The long-term future of reimbursements for telehealth services through Medicare remains less certain. Without further action, the equal treatment of telehealth and in-person services for billing will expire at the end of 2024.
At that point, Medicare could pay a lower rate for telehealth appointments — excluding the costs of items associated with in-person visits. That would require health care providers to absorb additional costs — or even eliminate services they can’t afford, DeVany said, adding that a similar result could happen with the private insurance market, which often follows Medicare’s lead.
“Once again, the patient would have to come and figure out how to come in,” DeVany said. “It’s a dual-edged sword, in that the patient gets the short end of that deal.”
A bipartisan group of dozens of lawmakers in Congress are pushing to make a range of pandemic-era telehealth flexibilities permanent.
“While telehealth use has skyrocketed these last few years, our laws have not kept up,” U.S. Sen. Brian Schatz, D-Hawaii, said in a June statement. “Telehealth is helping people in every part of the country get the care they need, and it’s here to stay.”
Czaikowski hopes Medicare continues covering telehealth appointments for specialists, which she said are in short supply across Wisconsin. She is among just six nurse practitioners statewide certified in urology, she said.
“They can’t just go to the doctor an hour away. They are traveling six hours,” Czaikowski said about some of her rural patients in Upper Michigan. “I really hope Medicare doesn’t ever take that away because it’s really going to hurt us.”

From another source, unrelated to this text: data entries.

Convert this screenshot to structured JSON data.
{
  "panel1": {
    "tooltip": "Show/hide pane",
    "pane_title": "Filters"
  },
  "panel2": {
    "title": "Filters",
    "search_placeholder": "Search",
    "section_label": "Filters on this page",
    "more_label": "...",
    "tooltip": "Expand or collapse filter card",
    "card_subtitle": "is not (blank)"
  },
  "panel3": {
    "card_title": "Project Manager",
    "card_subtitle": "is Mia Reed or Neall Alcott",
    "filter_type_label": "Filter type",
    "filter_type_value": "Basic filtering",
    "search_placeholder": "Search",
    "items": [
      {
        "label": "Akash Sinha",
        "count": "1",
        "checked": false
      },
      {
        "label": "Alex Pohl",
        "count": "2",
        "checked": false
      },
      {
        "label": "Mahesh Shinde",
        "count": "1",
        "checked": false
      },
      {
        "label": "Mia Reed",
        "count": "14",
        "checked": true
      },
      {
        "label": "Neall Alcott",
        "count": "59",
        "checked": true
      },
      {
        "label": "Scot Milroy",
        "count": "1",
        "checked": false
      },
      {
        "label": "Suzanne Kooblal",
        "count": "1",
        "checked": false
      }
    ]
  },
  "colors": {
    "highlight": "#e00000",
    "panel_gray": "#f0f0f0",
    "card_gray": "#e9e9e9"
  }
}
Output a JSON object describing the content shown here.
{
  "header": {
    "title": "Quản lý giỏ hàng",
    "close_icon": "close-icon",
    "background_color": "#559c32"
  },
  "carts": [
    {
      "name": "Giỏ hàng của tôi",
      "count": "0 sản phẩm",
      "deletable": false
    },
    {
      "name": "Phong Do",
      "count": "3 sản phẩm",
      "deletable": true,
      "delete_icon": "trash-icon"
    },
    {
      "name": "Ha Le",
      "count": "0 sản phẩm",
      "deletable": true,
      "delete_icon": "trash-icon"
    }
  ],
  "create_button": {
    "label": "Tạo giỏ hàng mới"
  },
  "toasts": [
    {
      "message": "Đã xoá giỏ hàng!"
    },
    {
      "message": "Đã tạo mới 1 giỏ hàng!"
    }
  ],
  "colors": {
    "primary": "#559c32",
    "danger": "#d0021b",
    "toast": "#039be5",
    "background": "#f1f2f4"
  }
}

The nonprofit Wisconsin Watch (www.WisconsinWatch.org) collaborates with WPR, PBS Wisconsin, other news media and the University of Wisconsin-Madison School of Journalism and Mass Communication. All works created, published, posted or disseminated by Wisconsin Watch do not necessarily reflect the views or opinions of UW-Madison or any of its affiliates.